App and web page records
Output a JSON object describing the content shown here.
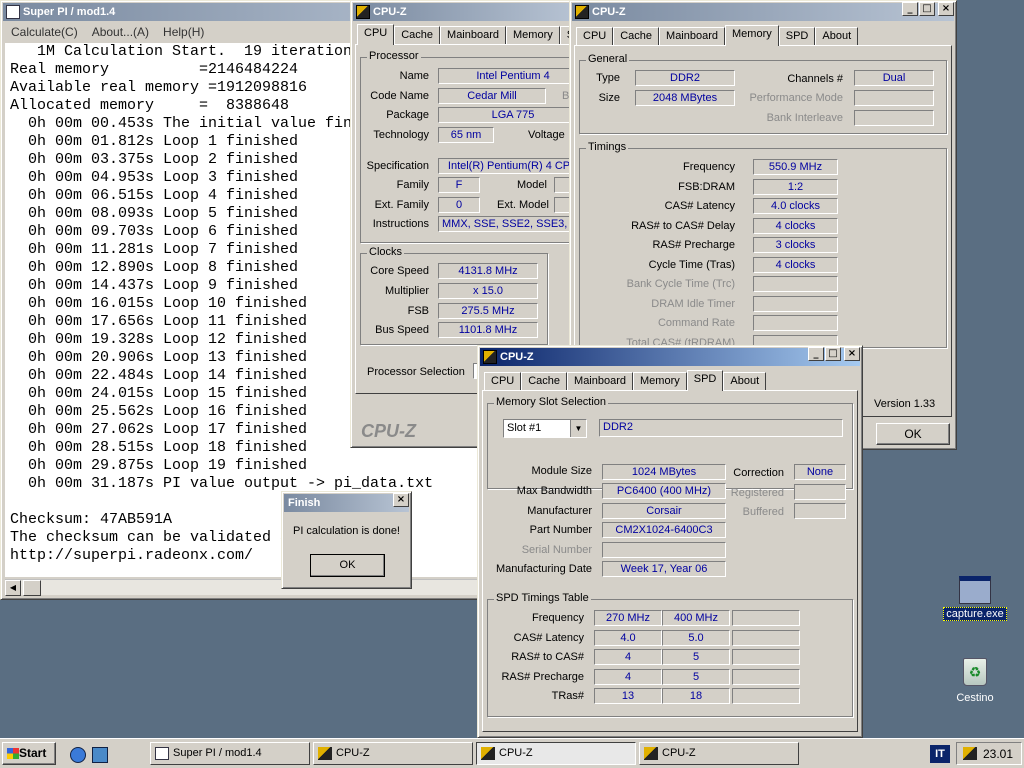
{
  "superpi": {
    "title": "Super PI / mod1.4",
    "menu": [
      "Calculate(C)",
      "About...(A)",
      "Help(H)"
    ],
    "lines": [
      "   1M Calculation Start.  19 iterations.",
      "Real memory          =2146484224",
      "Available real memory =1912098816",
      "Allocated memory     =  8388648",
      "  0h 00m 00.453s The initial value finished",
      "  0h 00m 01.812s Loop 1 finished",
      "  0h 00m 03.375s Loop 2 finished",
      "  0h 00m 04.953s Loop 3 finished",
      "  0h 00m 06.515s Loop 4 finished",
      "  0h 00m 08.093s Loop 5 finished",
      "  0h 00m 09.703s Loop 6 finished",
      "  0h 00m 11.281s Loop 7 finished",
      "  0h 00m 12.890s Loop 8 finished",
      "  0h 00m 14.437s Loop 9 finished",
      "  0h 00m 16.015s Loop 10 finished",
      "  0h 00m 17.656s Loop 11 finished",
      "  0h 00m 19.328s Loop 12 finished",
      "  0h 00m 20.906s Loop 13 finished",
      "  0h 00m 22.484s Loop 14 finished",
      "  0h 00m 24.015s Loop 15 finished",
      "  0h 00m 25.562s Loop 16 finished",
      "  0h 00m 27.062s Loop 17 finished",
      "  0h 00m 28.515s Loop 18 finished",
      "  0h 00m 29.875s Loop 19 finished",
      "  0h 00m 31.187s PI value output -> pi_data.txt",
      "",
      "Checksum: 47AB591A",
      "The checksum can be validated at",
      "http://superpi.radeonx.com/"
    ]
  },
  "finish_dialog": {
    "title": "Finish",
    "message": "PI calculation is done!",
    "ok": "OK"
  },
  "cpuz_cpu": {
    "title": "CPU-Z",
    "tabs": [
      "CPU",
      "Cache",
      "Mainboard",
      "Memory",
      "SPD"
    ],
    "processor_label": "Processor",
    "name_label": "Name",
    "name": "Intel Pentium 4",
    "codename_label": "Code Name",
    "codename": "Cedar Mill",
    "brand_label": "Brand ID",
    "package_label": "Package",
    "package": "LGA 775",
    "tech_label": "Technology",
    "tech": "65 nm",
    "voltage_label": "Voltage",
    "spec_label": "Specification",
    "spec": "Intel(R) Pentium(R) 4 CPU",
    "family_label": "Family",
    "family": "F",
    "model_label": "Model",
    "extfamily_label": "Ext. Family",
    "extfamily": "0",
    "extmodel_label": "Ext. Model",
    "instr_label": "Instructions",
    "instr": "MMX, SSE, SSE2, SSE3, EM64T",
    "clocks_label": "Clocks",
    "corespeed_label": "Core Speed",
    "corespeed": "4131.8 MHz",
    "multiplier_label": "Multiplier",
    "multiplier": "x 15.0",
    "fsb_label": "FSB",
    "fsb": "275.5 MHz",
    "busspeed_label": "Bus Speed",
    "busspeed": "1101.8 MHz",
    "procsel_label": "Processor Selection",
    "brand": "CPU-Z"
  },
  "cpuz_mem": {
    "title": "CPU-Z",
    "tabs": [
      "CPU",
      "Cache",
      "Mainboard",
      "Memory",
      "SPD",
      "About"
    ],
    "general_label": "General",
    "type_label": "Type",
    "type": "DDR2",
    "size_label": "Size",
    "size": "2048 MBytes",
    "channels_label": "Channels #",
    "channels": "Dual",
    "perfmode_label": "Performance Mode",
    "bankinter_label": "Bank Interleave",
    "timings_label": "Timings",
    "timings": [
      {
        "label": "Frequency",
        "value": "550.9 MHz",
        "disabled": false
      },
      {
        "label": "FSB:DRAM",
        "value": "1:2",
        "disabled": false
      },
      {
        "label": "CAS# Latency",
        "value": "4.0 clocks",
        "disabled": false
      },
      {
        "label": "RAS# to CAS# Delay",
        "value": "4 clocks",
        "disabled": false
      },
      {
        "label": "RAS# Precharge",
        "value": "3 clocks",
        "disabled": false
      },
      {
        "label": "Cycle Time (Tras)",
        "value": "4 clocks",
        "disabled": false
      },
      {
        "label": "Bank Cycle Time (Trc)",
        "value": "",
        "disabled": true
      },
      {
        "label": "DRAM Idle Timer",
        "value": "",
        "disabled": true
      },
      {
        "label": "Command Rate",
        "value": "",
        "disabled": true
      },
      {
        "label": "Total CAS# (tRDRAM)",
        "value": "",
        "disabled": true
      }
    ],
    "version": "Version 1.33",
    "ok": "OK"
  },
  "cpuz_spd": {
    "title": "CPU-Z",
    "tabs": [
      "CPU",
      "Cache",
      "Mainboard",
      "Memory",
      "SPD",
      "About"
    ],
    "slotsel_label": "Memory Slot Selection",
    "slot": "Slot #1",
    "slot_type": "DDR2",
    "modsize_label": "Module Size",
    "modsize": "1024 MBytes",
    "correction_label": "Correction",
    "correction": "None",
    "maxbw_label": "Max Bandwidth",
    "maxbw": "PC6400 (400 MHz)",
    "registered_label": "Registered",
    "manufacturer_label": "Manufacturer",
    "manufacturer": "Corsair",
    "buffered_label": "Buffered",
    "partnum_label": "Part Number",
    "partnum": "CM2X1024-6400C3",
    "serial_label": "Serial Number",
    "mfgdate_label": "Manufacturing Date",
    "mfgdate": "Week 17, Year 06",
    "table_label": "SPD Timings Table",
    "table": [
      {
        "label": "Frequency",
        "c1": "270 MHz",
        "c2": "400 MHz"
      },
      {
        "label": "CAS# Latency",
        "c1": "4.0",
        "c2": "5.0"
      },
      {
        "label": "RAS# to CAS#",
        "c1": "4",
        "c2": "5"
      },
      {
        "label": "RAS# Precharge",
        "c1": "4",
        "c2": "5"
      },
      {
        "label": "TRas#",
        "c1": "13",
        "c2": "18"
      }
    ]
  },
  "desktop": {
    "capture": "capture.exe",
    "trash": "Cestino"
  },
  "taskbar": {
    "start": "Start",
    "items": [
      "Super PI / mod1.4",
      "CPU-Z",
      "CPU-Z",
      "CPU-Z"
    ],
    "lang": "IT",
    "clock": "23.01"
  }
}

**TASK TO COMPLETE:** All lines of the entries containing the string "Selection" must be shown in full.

**RESULT OF THE TASK:**
    "procsel_label": "Processor Selection",
    "slotsel_label": "Memory Slot Selection",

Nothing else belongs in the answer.